→ WORK TASK:
Exclude any images and output the remaining records exactly.

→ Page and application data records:
::::::::::

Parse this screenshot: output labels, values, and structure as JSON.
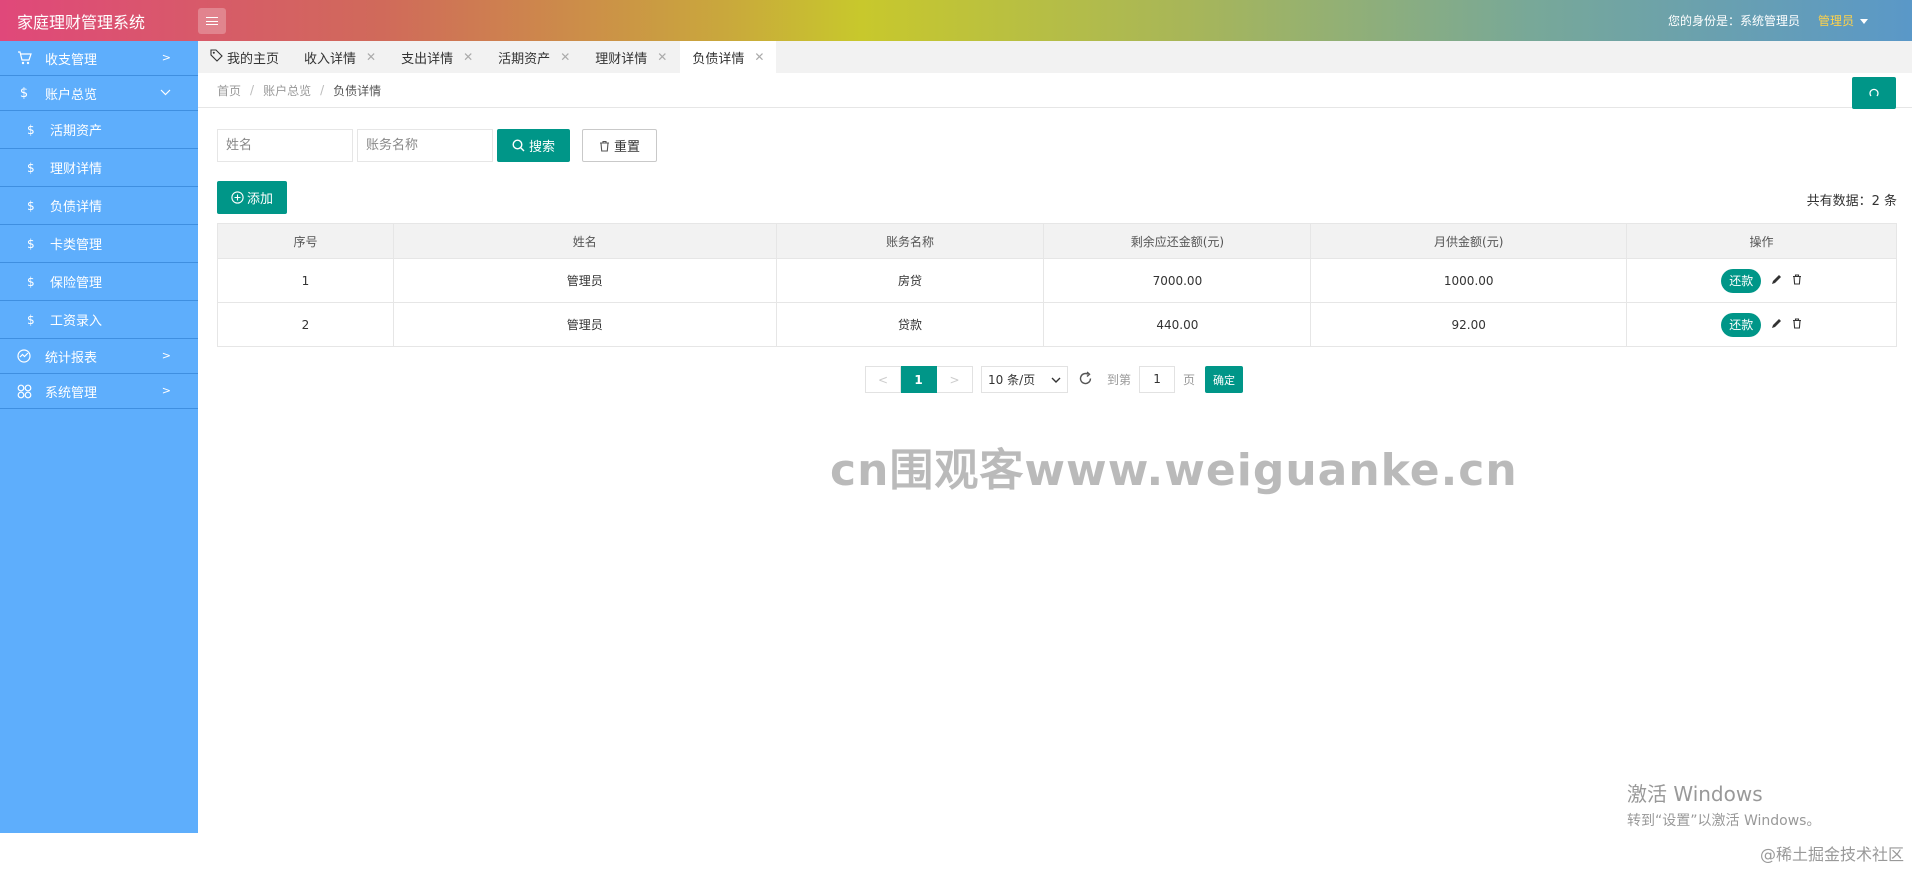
{
  "header": {
    "app_title": "家庭理财管理系统",
    "identity": "您的身份是：系统管理员",
    "user": "管理员"
  },
  "sidebar": {
    "items": [
      {
        "label": "收支管理",
        "icon": "cart-icon"
      },
      {
        "label": "账户总览",
        "icon": "dollar-icon"
      },
      {
        "label": "活期资产",
        "icon": "dollar-icon"
      },
      {
        "label": "理财详情",
        "icon": "dollar-icon"
      },
      {
        "label": "负债详情",
        "icon": "dollar-icon"
      },
      {
        "label": "卡类管理",
        "icon": "dollar-icon"
      },
      {
        "label": "保险管理",
        "icon": "dollar-icon"
      },
      {
        "label": "工资录入",
        "icon": "dollar-icon"
      },
      {
        "label": "统计报表",
        "icon": "chart-icon"
      },
      {
        "label": "系统管理",
        "icon": "apps-icon"
      }
    ]
  },
  "tabs": [
    {
      "label": "我的主页"
    },
    {
      "label": "收入详情"
    },
    {
      "label": "支出详情"
    },
    {
      "label": "活期资产"
    },
    {
      "label": "理财详情"
    },
    {
      "label": "负债详情"
    }
  ],
  "breadcrumb": [
    "首页",
    "账户总览",
    "负债详情"
  ],
  "breadcrumb_sep": "/",
  "search": {
    "name_placeholder": "姓名",
    "account_placeholder": "账务名称",
    "search_label": "搜索",
    "reset_label": "重置"
  },
  "add_label": "添加",
  "count_text": "共有数据：2 条",
  "table": {
    "headers": [
      "序号",
      "姓名",
      "账务名称",
      "剩余应还金额(元)",
      "月供金额(元)",
      "操作"
    ],
    "rows": [
      [
        "1",
        "管理员",
        "房贷",
        "7000.00",
        "1000.00"
      ],
      [
        "2",
        "管理员",
        "贷款",
        "440.00",
        "92.00"
      ]
    ],
    "repay_label": "还款"
  },
  "pager": {
    "prev": "<",
    "current": "1",
    "next": ">",
    "limit": "10 条/页",
    "goto_label": "到第",
    "goto_value": "1",
    "page_unit": "页",
    "confirm": "确定"
  },
  "watermark": "cn围观客www.weiguanke.cn",
  "activate": {
    "line1": "激活 Windows",
    "line2": "转到“设置”以激活 Windows。"
  },
  "footer_mark": "@稀土掘金技术社区",
  "colors": {
    "primary": "#009688",
    "sidebar": "#5eaefc",
    "user_highlight": "#ffd24a"
  }
}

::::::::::

→ RESPONSE BOX:
Parse this screenshot: output labels, values, and structure as JSON.
{
  "header": {
    "app_title": "家庭理财管理系统",
    "identity": "您的身份是：系统管理员",
    "user": "管理员"
  },
  "sidebar": {
    "items": [
      {
        "label": "收支管理",
        "icon": "cart-icon"
      },
      {
        "label": "账户总览",
        "icon": "dollar-icon"
      },
      {
        "label": "活期资产",
        "icon": "dollar-icon"
      },
      {
        "label": "理财详情",
        "icon": "dollar-icon"
      },
      {
        "label": "负债详情",
        "icon": "dollar-icon"
      },
      {
        "label": "卡类管理",
        "icon": "dollar-icon"
      },
      {
        "label": "保险管理",
        "icon": "dollar-icon"
      },
      {
        "label": "工资录入",
        "icon": "dollar-icon"
      },
      {
        "label": "统计报表",
        "icon": "chart-icon"
      },
      {
        "label": "系统管理",
        "icon": "apps-icon"
      }
    ]
  },
  "tabs": [
    {
      "label": "我的主页"
    },
    {
      "label": "收入详情"
    },
    {
      "label": "支出详情"
    },
    {
      "label": "活期资产"
    },
    {
      "label": "理财详情"
    },
    {
      "label": "负债详情"
    }
  ],
  "breadcrumb": [
    "首页",
    "账户总览",
    "负债详情"
  ],
  "breadcrumb_sep": "/",
  "search": {
    "name_placeholder": "姓名",
    "account_placeholder": "账务名称",
    "search_label": "搜索",
    "reset_label": "重置"
  },
  "add_label": "添加",
  "count_text": "共有数据：2 条",
  "table": {
    "headers": [
      "序号",
      "姓名",
      "账务名称",
      "剩余应还金额(元)",
      "月供金额(元)",
      "操作"
    ],
    "rows": [
      [
        "1",
        "管理员",
        "房贷",
        "7000.00",
        "1000.00"
      ],
      [
        "2",
        "管理员",
        "贷款",
        "440.00",
        "92.00"
      ]
    ],
    "repay_label": "还款"
  },
  "pager": {
    "prev": "<",
    "current": "1",
    "next": ">",
    "limit": "10 条/页",
    "goto_label": "到第",
    "goto_value": "1",
    "page_unit": "页",
    "confirm": "确定"
  },
  "watermark": "cn围观客www.weiguanke.cn",
  "activate": {
    "line1": "激活 Windows",
    "line2": "转到“设置”以激活 Windows。"
  },
  "footer_mark": "@稀土掘金技术社区",
  "colors": {
    "primary": "#009688",
    "sidebar": "#5eaefc",
    "user_highlight": "#ffd24a"
  }
}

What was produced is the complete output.